NEW YORK — Kristina McKinney was left with no recourse when her mother used her identity and rented six apartments during her stint in the army, leaving her on the hook for the unpaid rent.
When the creditors started garnishing her wages, McKinney, 23, who is now a manager at a Walgreens drug store in Colorado Springs, Colorado, faced only two heartrending options — file a police report and send her mother to prison for fraud for the leases she signed over five years or file for bankruptcy. Unable even to obtain a cellphone contract or rent her own apartment because of the debt, McKinney decided her only option was to file for Chapter 7 in January.
“I feel like I did the right thing even though it sucked,” she told MainStreet. “The debt made me look like an irresponsible person.”
“I don’t have that much to my name, but I did it more so that we could survive since I am about to have a baby,” she added.
While many millennials and Gen-Xers may have more debt than assets, they should determine if they need to file for bankruptcy
Seek Counseling Before Filing
McKinney sought the free
Governments enjoy taking credit for times of plenty and denying responsibility for busts. So it comes as no surprise when Keith Morgan, chief executive of the government-owned and run British Business Bank, makes the bold statement that his organisation is behind the rise of one of the most exciting industries in the UK – the nascent alternative finance sector.
From crowdsourced cash to asset finance, bonds and invoice-based credit, alterative finance has become a crucial port of call for small firms that have been refused traditional loans by the banks.
The sector grew 160pc last year and 150pc in 2013, and is projected to dole out £12.3bn in 2020 – 10 times the £1.2bn it lent in 2014.
Despite only being cleared to operate at the end of 2014, the BBB has been instrumental in the growth of these new financial models, says Morgan.
“When you look at the increases in lending and growth in the alternative finance sector, we’ve absolutely been part of that,” he says. “We’ve been playing a role to catalyse and accelerate activity in that area.”
This role mostly involves cash. The BBB, which has a warchest of £3bn, has the power to
Several members of our staff recently went to an investment conference at which a hot topic was women and money, and they suggested that we do a story on the subject. The office reaction was mixed. “It sounds patronizing,” said one female colleague.

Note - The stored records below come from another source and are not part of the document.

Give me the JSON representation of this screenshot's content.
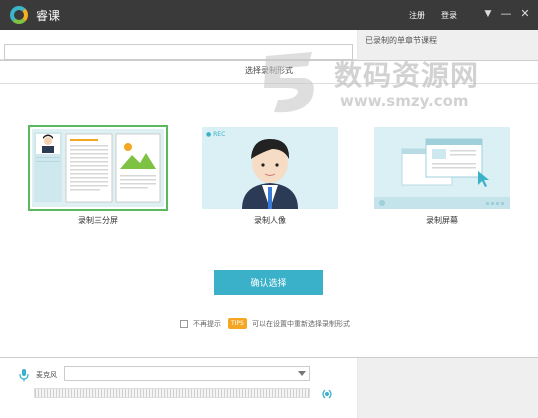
{
  "titlebar": {
    "app_name": "睿课",
    "register_label": "注册",
    "login_label": "登录",
    "menu_glyph": "▼",
    "minimize_glyph": "—",
    "close_glyph": "✕"
  },
  "right_panel": {
    "title": "已录制的单章节课程"
  },
  "dialog": {
    "title": "选择录制形式",
    "options": [
      {
        "label": "录制三分屏",
        "selected": true,
        "icon": "three-split-screen-icon"
      },
      {
        "label": "录制人像",
        "selected": false,
        "icon": "portrait-icon",
        "badge": "● REC"
      },
      {
        "label": "录制屏幕",
        "selected": false,
        "icon": "screen-record-icon"
      }
    ],
    "confirm_label": "确认选择",
    "dont_show_label": "不再提示",
    "tips_badge": "TIPS",
    "tip_text": "可以在设置中重新选择录制形式"
  },
  "mic": {
    "label": "麦克风",
    "selected_device": ""
  },
  "watermark": {
    "title": "数码资源网",
    "url": "www.smzy.com"
  },
  "colors": {
    "accent": "#3ab1c8",
    "selected_border": "#5cb85c",
    "tips": "#f5a623",
    "titlebar": "#3a3a3a"
  }
}
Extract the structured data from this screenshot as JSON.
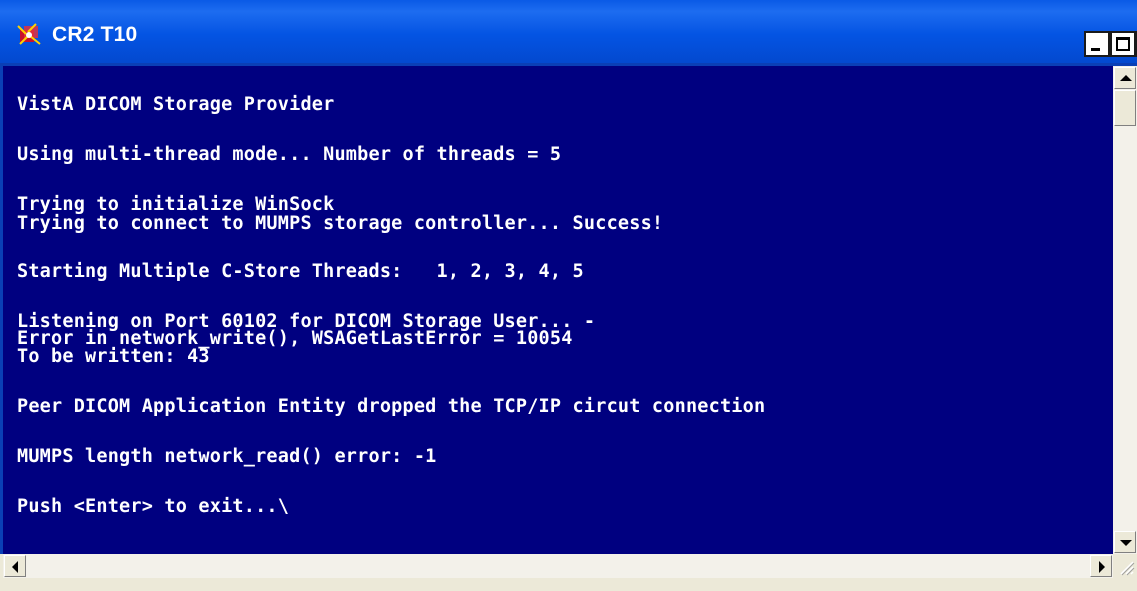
{
  "window": {
    "title": "CR2 T10",
    "icon": "dicom-app-icon"
  },
  "console": {
    "lines": [
      "VistA DICOM Storage Provider",
      "Using multi-thread mode... Number of threads = 5",
      "Trying to initialize WinSock",
      "Trying to connect to MUMPS storage controller... Success!",
      "Starting Multiple C-Store Threads:   1, 2, 3, 4, 5",
      "Listening on Port 60102 for DICOM Storage User... -",
      "Error in network_write(), WSAGetLastError = 10054",
      "To be written: 43",
      "Peer DICOM Application Entity dropped the TCP/IP circut connection",
      "MUMPS length network_read() error: -1",
      "Push <Enter> to exit...\\"
    ]
  },
  "colors": {
    "console_bg": "#000080",
    "console_fg": "#ffffff",
    "titlebar": "#0454e3"
  }
}
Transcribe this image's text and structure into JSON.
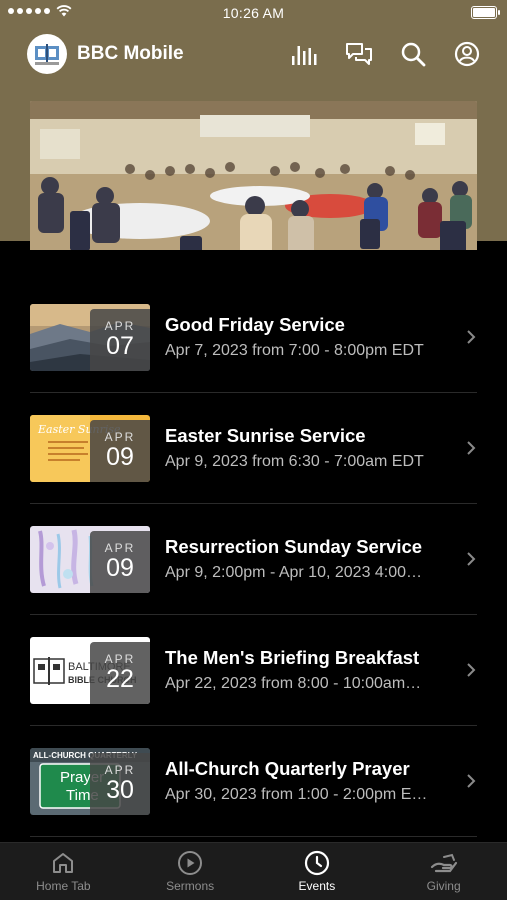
{
  "status_bar": {
    "time": "10:26 AM"
  },
  "header": {
    "app_title": "BBC Mobile",
    "icons": [
      "audio-bars-icon",
      "chat-icon",
      "search-icon",
      "profile-icon"
    ]
  },
  "hero": {
    "image": "church-fellowship-hall-photo"
  },
  "events": [
    {
      "title": "Good Friday Service",
      "subtitle": "Apr 7, 2023 from 7:00 - 8:00pm EDT",
      "month": "APR",
      "day": "07",
      "thumb": "mountain-sunset"
    },
    {
      "title": "Easter Sunrise Service",
      "subtitle": "Apr 9, 2023 from 6:30 - 7:00am EDT",
      "month": "APR",
      "day": "09",
      "thumb": "easter-flyer"
    },
    {
      "title": "Resurrection Sunday Service",
      "subtitle": "Apr 9, 2:00pm - Apr 10, 2023 4:00…",
      "month": "APR",
      "day": "09",
      "thumb": "watercolor"
    },
    {
      "title": "The Men's Briefing Breakfast",
      "subtitle": "Apr 22, 2023 from 8:00 - 10:00am…",
      "month": "APR",
      "day": "22",
      "thumb": "baltimore-bible-church-logo"
    },
    {
      "title": "All-Church Quarterly Prayer",
      "subtitle": "Apr 30, 2023 from 1:00 - 2:00pm E…",
      "month": "APR",
      "day": "30",
      "thumb": "prayer-time-sign"
    }
  ],
  "thumb_text": {
    "easter": "Easter Sunrise",
    "baltimore_1": "BALTIMORE",
    "baltimore_2": "BIBLE CHURCH",
    "quarterly": "ALL-CHURCH QUARTERLY",
    "prayer": "Prayer",
    "time": "Time"
  },
  "tabbar": {
    "tabs": [
      {
        "label": "Home Tab",
        "icon": "home-icon",
        "active": false
      },
      {
        "label": "Sermons",
        "icon": "play-circle-icon",
        "active": false
      },
      {
        "label": "Events",
        "icon": "clock-icon",
        "active": true
      },
      {
        "label": "Giving",
        "icon": "giving-hand-icon",
        "active": false
      }
    ]
  },
  "colors": {
    "header_bg": "#7a6d4d",
    "list_bg": "#000000",
    "tab_bg": "#1c1c1c",
    "subtitle": "#bdbdbd"
  }
}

For me, it was a case of déjà vu. Ten years ago, I was asked to write a book about women and money, and I had a similar discussion with my editor at the time. Money is gender-neutral, he argued, so any financial story we did should apply equally to men and women. Wouldn’t it be unnecessary, even insulting, to suggest otherwise? I replied that it certainly would be insulting if we adopted the attitude that financial information needed to be dumbed-down (or softened up) for women. But we’d be doing a real service if we reflected reality: Women often need specific financial advice tailored to their needs.
In the end, I wrote the book, originally titled “Think Single! The Woman’s Guide to Financial Security at Every Stage of Life.” The idea of “thinking single” had nothing to do with a woman’s matrimonial state. Rather, it referred to a state
Buying a new dishwasher can be exciting, especially if you’ve been living with an ailing, outmoded machine that struggles to clean even the wimpiest of stains. But people tend to overlook one big factor in getting a new machine: What, exactly, should you do with the old one?
There are actually a lot of ways to dispose of an old dishwasher—from resale to recycling. Whether you’re getting rid of a hunk of junk or simply upgrading to a more advanced model, we’ve got you covered.
The Energy Star program offers a variety of rebates, special offers, and tax exemptions.
But before we begin, it’s a good idea to review the rules and regulations surrounding proper appliance disposal. Check with the EPA if you have any questions not addressed in this guide. Be sure to look into any rebates or tax benefits that might be available in your area.
The EPA’s Energy Star program offers a variety of rebates, special offers, and tax exemptions on certified appliances. Finally, don’t forget that tax write-offs are available for charitable donations.
1. Sell It
If it’s possible, reselling your dishwasher is the smartest route to take. You can find private buyers by posting an ad on Craigslist, and figure
Financial rules of thumb have their place. They can help remove the complexity from financial decisions we have to make. Relying on them blindly, however, can be a costly mistake. In fact, some rules of thumb are flat out wrong in many cases.
Here are five of them to watch out for as you make your next big financial move.
1. Pay off debt before saving for retirement. I cringe every time I hear this one. It’s sad to see families toiling away for what can be years paying down debt while ignoring retirement savings. Watching them is like watching a movie where everybody but the heroine knows the bad guy is lurking behind the door. And If they are foregoing a company match with their 401(k), they might as well just peek behind that door and get it over with.
Debt, particularly consumer debt, creates financial hardships. And getting out of debt is an important goal. But ignoring all other financial goals in the process is rarely the best option. Instead, guard your credit score, refinance debt to the lowest interest rates possible, and begin saving for retirement as part of a comprehensive, holistic approach to your finances.
2. Spend three times your